Comments frequently came from students and civic organizations who asked to be able to see maps well before they’re voted on, allowing for rigorous public debate. They’re seeking ground rules that give them more of a voice when politicians choose which voters they represent.
Sunny Park, a high school student, said maps that reflect city and community boundaries will encourage participation in politics.
“First-time voters like us have a hard time knowing which communities our representatives represent,” Park said. “Ensure that our future Georgia voters will have much simpler, better represented districts.”
Karuna Ramachandran of the Georgia Redistricting Alliance, an advocacy organization focused on equitable redistricting for people of color, the LGBTQ community and immigrants, said Tuesday’s public forum failed to accomplish much.
“These meetings seem to be an effort to check a box rather than creating pathways for meaningful public involvement,” Ramachandran said.
The outcome of redistricting later this year will have consequences for years to come, helping define representation in Congress, the state House and the state Senate long before voters go the polls.
Each district must have roughly the same number of voters after the state’s population grew by 1 million, reaching a total of 10.7 million residents. But the shape of those districts can be decided by legislators.
The Republican majority in the General Assembly will attempt to approve maps that increase their control of 58% of state legislative districts, and Democrats will try to stop them while also preserving their own seats. Lawsuits challenging the fairness of maps could follow.
On the congressional level, Democrats worry that suburban U.S. House districts represented by U.S. Reps. Carolyn Bourdeaux and Lucy McBath could be combined in a way that results in an additional Republican seat.
Gerald Hutchinson, a retiree, told legislators that they should try to make districts that are more competitive between Republicans and Democrats. He wants moderate politicians to have a better chance of winning elections.
“We are too partisan, too polarized and too divided in our politics,” Hutchinson said. “I don’t like it that politicians get to pick their voters by gerrymandering their districts.”
Redistricting in Georgia
Here’s how the redistricting process will work out this year:
Summer: State lawmakers hold 11 town hall meetings to hear from the public about the once-in-a-decade process of redrawing Georgia’s political boundaries.
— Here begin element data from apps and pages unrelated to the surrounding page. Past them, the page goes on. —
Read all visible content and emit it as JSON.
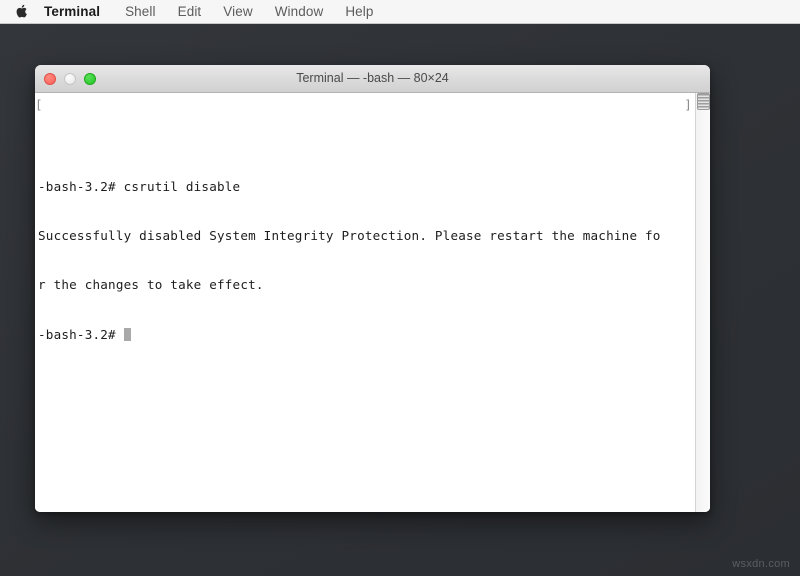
{
  "menubar": {
    "apple_icon": "apple-logo-icon",
    "items": [
      {
        "label": "Terminal",
        "active": true
      },
      {
        "label": "Shell",
        "active": false
      },
      {
        "label": "Edit",
        "active": false
      },
      {
        "label": "View",
        "active": false
      },
      {
        "label": "Window",
        "active": false
      },
      {
        "label": "Help",
        "active": false
      }
    ]
  },
  "window": {
    "title": "Terminal — -bash — 80×24",
    "controls": {
      "close_label": "close-button",
      "minimize_label": "minimize-button",
      "zoom_label": "zoom-button"
    },
    "terminal": {
      "lines": [
        "-bash-3.2# csrutil disable",
        "Successfully disabled System Integrity Protection. Please restart the machine fo",
        "r the changes to take effect.",
        "-bash-3.2# "
      ],
      "prompt": "-bash-3.2#",
      "command": "csrutil disable",
      "left_edge_marker": "[",
      "right_edge_marker": "]",
      "cursor": "block"
    }
  },
  "watermark": {
    "text": "wsxdn.com"
  },
  "colors": {
    "desktop_background": "#2e3135",
    "menubar_background": "#f6f6f6",
    "terminal_background": "#ffffff",
    "terminal_text": "#1d1d1d",
    "close_button": "#fb6158",
    "minimize_button": "#e6e6e6",
    "zoom_button": "#22c522",
    "cursor": "#a9a9a9"
  }
}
By Sept. 30: The U.S. Census Bureau will release detailed data that will be used for redistricting, including population counts by race, voting age and housing occupancy status.
Late fall: The Georgia General Assembly will convene a special session at the state Capitol to create new borders for state House, state Senate and U.S. House districts.
Nov. 8, 2022: Elections for governor, statewide offices, 236 state legislative districts, 14 U.S. House members and the U.S. Senate seat held by Democratic U.S. Sen. Raphael Warnock.
Here’s the schedule for the remaining public meetings:
- June 28 — Atlanta, 5-7 p.m. in Room 341 of the Georgia Capitol
- June 29 — Cumming, 5-7 p.m. in the South Forsyth High School cafeteria
- June 30 — Dalton, 5-7 p.m. in the Goodroe Auditorium at Dalton State College
- July 6 — Athens
- July 7 — Augusta
- July 26 — Brunswick
- July 27 — Albany
- July 28 — Columbus
- July 29 — Macon
- July 30 — Virtual only